The deal with center keels,is they do not allow the boat to sit flat when the tide runs out and the running gear can be damaged if the boat is allowed to sit on it's bottom.

Why I chose Sitka.If you look at the study plans,you will see that the boat has a rounder bow and the sides run straight back to the transom.This design allows for maximum room in the largest space.It can be stretched to 30 feet with a V entry bow.This is my intention.The bottom is dead flat with no rocker(curve) from bow to stern.This makes for a very shallow running hull.This hull was designed specifically for outboard power.However,I contacted Jeff Spira,and when I start building,he is going to advise me on how to build the stern to accept a stern drive set up.I think I will be the first to build this design to these specs.I will be purchasing my plans early spring 2013 and hope to start building soon after.While this design will not get the best fuel economy,it will have room and the ability to carry large amounts of weight.The V entry bow will help with fuel economy since the boat will spend most of it's time running displacement speed.

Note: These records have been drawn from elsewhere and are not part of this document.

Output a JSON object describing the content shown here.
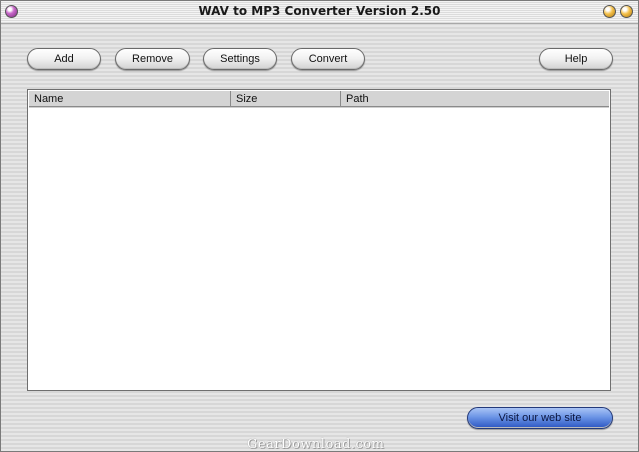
{
  "window": {
    "title": "WAV to MP3 Converter Version 2.50"
  },
  "toolbar": {
    "add_label": "Add",
    "remove_label": "Remove",
    "settings_label": "Settings",
    "convert_label": "Convert",
    "help_label": "Help"
  },
  "file_list": {
    "columns": [
      "Name",
      "Size",
      "Path"
    ],
    "rows": []
  },
  "footer": {
    "website_label": "Visit our web site",
    "watermark": "GearDownload.com"
  },
  "colors": {
    "title_menu_orb": "#c96acb",
    "title_window_orbs": "#f4c04a",
    "website_button": "#2b56c2"
  }
}
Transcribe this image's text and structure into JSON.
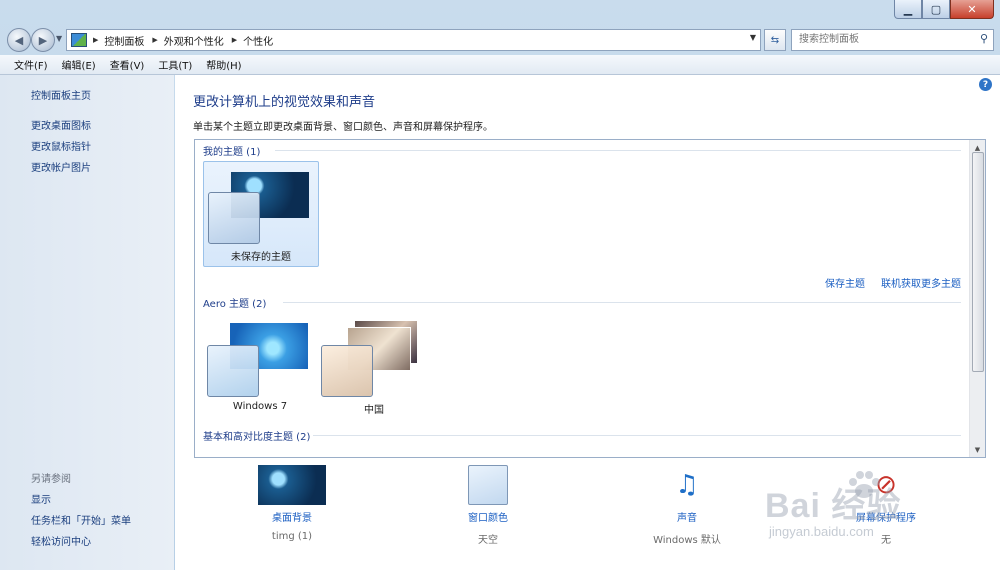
{
  "window": {
    "controls": [
      "▁",
      "▢",
      "✕"
    ]
  },
  "navbar": {
    "breadcrumbs": [
      "控制面板",
      "外观和个性化",
      "个性化"
    ],
    "search_placeholder": "搜索控制面板"
  },
  "menubar": {
    "items": [
      "文件(F)",
      "编辑(E)",
      "查看(V)",
      "工具(T)",
      "帮助(H)"
    ]
  },
  "sidebar": {
    "home": "控制面板主页",
    "links": [
      "更改桌面图标",
      "更改鼠标指针",
      "更改帐户图片"
    ],
    "see_also_title": "另请参阅",
    "see_also": [
      "显示",
      "任务栏和「开始」菜单",
      "轻松访问中心"
    ]
  },
  "main": {
    "help": "?",
    "heading": "更改计算机上的视觉效果和声音",
    "subtitle": "单击某个主题立即更改桌面背景、窗口颜色、声音和屏幕保护程序。",
    "groups": {
      "my_themes": "我的主题 (1)",
      "aero_themes": "Aero 主题 (2)",
      "basic_themes": "基本和高对比度主题 (2)"
    },
    "themes": {
      "unsaved": "未保存的主题",
      "win7": "Windows 7",
      "china": "中国"
    },
    "theme_links": [
      "保存主题",
      "联机获取更多主题"
    ]
  },
  "bottom": {
    "items": [
      {
        "label": "桌面背景",
        "sub": "timg (1)"
      },
      {
        "label": "窗口颜色",
        "sub": "天空"
      },
      {
        "label": "声音",
        "sub": "Windows 默认"
      },
      {
        "label": "屏幕保护程序",
        "sub": "无"
      }
    ]
  },
  "watermark": {
    "brand": "Bai  经验",
    "site": "jingyan.baidu.com"
  },
  "colors": {
    "link": "#1a5ec2",
    "heading": "#1e3d8a",
    "selection": "#d6e7fa"
  }
}
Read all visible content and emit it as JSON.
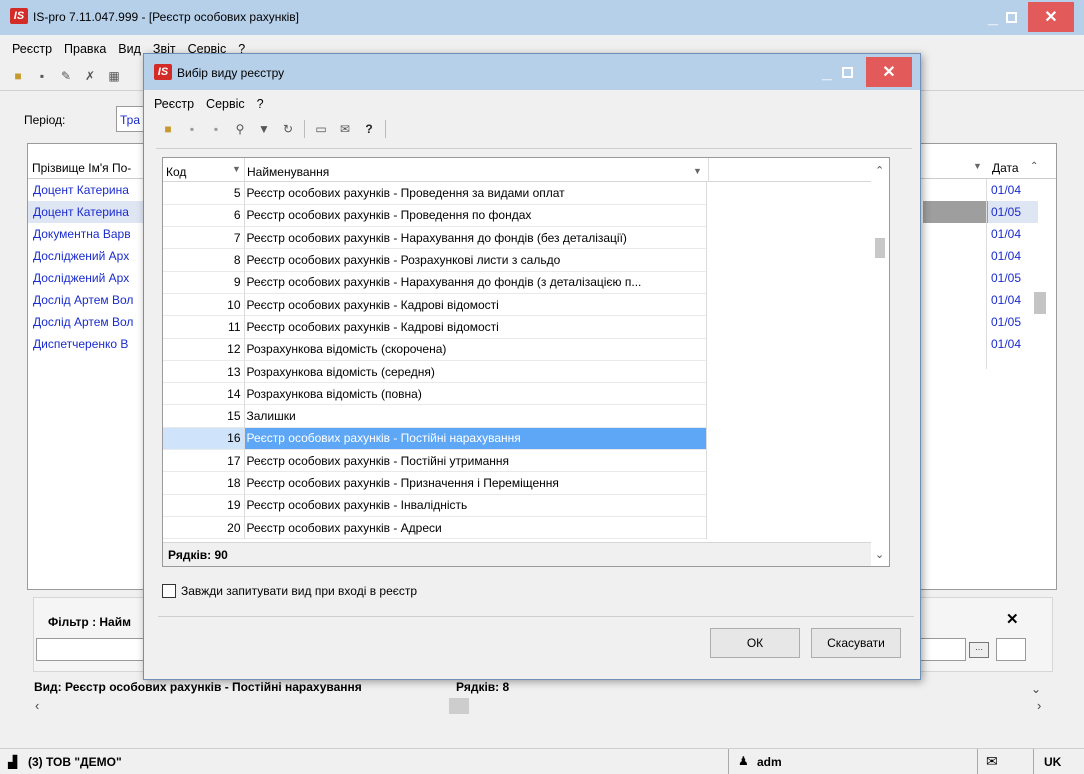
{
  "main_window": {
    "title": "IS-pro 7.11.047.999 - [Реєстр особових рахунків]",
    "logo": "IS",
    "menu": [
      "Реєстр",
      "Правка",
      "Вид",
      "Звіт",
      "Сервіс",
      "?"
    ],
    "period_label": "Період:",
    "period_value": "Тра",
    "list_header_name": "Прізвище Ім'я По-",
    "list_header_date": "Дата",
    "rows": [
      {
        "name": "Доцент Катерина",
        "date": "01/04"
      },
      {
        "name": "Доцент Катерина",
        "date": "01/05"
      },
      {
        "name": "Документна Варв",
        "date": "01/04"
      },
      {
        "name": "Досліджений Арх",
        "date": "01/04"
      },
      {
        "name": "Досліджений Арх",
        "date": "01/05"
      },
      {
        "name": "Дослід Артем Вол",
        "date": "01/04"
      },
      {
        "name": "Дослід Артем Вол",
        "date": "01/05"
      },
      {
        "name": "Диспетчеренко В",
        "date": "01/04"
      }
    ],
    "filter_label": "Фільтр : Найм",
    "filter_close": "✕",
    "status_vid": "Вид: Реєстр особових рахунків - Постійні нарахування",
    "status_rows": "Рядків: 8"
  },
  "statusbar": {
    "company": "(3) ТОВ \"ДЕМО\"",
    "user": "adm",
    "lang": "UK"
  },
  "dialog": {
    "title": "Вибір виду реєстру",
    "logo": "IS",
    "menu": [
      "Реєстр",
      "Сервіс",
      "?"
    ],
    "col_code": "Код",
    "col_name": "Найменування",
    "rows": [
      {
        "code": "5",
        "name": "Реєстр особових рахунків - Проведення за видами оплат"
      },
      {
        "code": "6",
        "name": "Реєстр особових рахунків - Проведення по фондах"
      },
      {
        "code": "7",
        "name": "Реєстр особових рахунків - Нарахування до фондів (без деталізації)"
      },
      {
        "code": "8",
        "name": "Реєстр особових рахунків - Розрахункові листи з сальдо"
      },
      {
        "code": "9",
        "name": "Реєстр особових рахунків - Нарахування до фондів (з деталізацією п..."
      },
      {
        "code": "10",
        "name": "Реєстр особових рахунків - Кадрові відомості"
      },
      {
        "code": "11",
        "name": "Реєстр особових рахунків - Кадрові відомості"
      },
      {
        "code": "12",
        "name": "Розрахункова відомість (скорочена)"
      },
      {
        "code": "13",
        "name": "Розрахункова відомість (середня)"
      },
      {
        "code": "14",
        "name": "Розрахункова відомість (повна)"
      },
      {
        "code": "15",
        "name": "Залишки"
      },
      {
        "code": "16",
        "name": "Реєстр особових рахунків - Постійні нарахування",
        "selected": true
      },
      {
        "code": "17",
        "name": "Реєстр особових рахунків - Постійні утримання"
      },
      {
        "code": "18",
        "name": "Реєстр особових рахунків - Призначення і Переміщення"
      },
      {
        "code": "19",
        "name": "Реєстр особових рахунків - Інвалідність"
      },
      {
        "code": "20",
        "name": "Реєстр особових рахунків - Адреси"
      }
    ],
    "row_count": "Рядків: 90",
    "checkbox_label": "Завжди запитувати вид при вході в реєстр",
    "ok_label": "ОК",
    "cancel_label": "Скасувати"
  },
  "colors": {
    "titlebar": "#b7d0ea",
    "close": "#e35a5a",
    "selection": "#5ea7f7",
    "link": "#1a2bcf"
  }
}
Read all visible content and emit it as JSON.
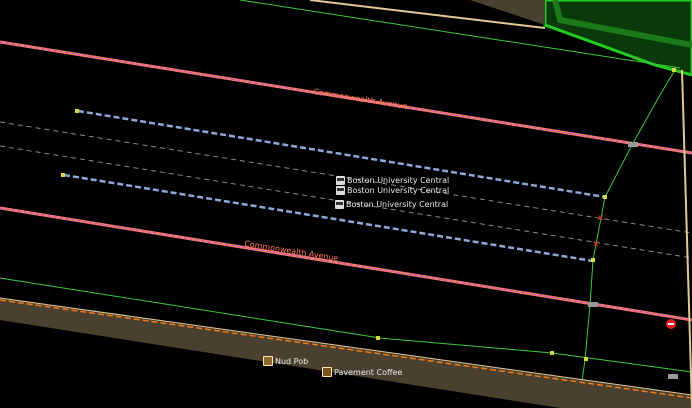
{
  "streets": {
    "upper_label": "Commonwealth Avenue",
    "lower_label": "Commonwealth Avenue"
  },
  "stops": [
    {
      "label": "Boston University Central",
      "icon": "bus-stop-icon"
    },
    {
      "label": "Boston University Central",
      "icon": "bus-stop-icon"
    },
    {
      "label": "Boston University Central",
      "icon": "bus-stop-icon"
    }
  ],
  "pois": [
    {
      "label": "Nud Pob",
      "icon": "restaurant-icon"
    },
    {
      "label": "Pavement Coffee",
      "icon": "cafe-icon"
    }
  ],
  "colors": {
    "background": "#000000",
    "road": "#f08060",
    "road_dash": "#d040ff",
    "busway": "#8fa8d8",
    "footway": "#3cc83c",
    "building": "#22cc22",
    "rail": "#6b5a4a",
    "rail_dash": "#f07818",
    "track_dash": "#8a8a8a"
  }
}
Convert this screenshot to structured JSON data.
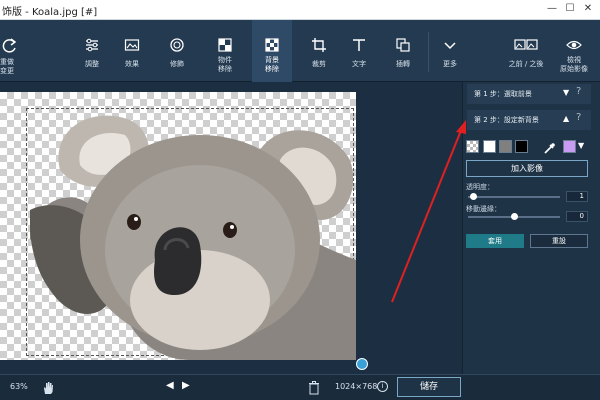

My next post will deal with build costs and planning.I will break down the cost of a few of the bigger boats,including the one I plan to build.


Saturday, June 16, 2012

Deciding On A Boat To Build

I finally narrowed down my boat search.I have been tormenting myself with buying or building.After doing the math,I have come to the conclusion that I can build a new boat cheaper and better than buying a used turn key boat.Most of the turn key boats I looked at really needed work.Fiberglass boats are the worst.Most have water logged flotation foam that causes the wood stringers and transom to rot from the bottom up.I've stripped (and helped strip) and rebuilt a few boats.It is not fun in a big 25+ foot boat.It's faster and easier to start from scratch.

 Most of my boating will be on larger lakes and the ICW around South Carolina,North Carolina,and Georgia.I do plan to take the boat around the Great Loop,so it must be a sea worthy design.I searched for years for a design that was easy for a first time builder with some basic carpentry and boat building skills.There are a lot of excellent boat designers with plans out.Most are more suited to the advanced DIY builder than a first timer with basic skills.Out of all the producers of plans,I decided on Spira International.Jeff Spira is the designer of all the plans.The best thing about his plans,is access to Jeff Spira himself.He can be contacted through his website or on facebook.He always gets back in contact with you within time.He is a busy man tho.So please give him a few days,he could be away.

 My base criteria for a boat is as follows in this order.There are more variables,but these are the main ones.
1)Trailerable behind a full size pick up truck,van,or class C RV.
2)Shallow draft, 12 to 16 inches with the lower unit up.
3)Absolutely no more than 2 gallon per hour fuel burn at displacement speed.
4)Must have sleeping arrangements for four.
5)Must have full head with shower.

In my next post, "The Chosen One",I will review the Spira plans that I considered,a break down of build cost,and the plans I chose.

Honey,Let's get a boat.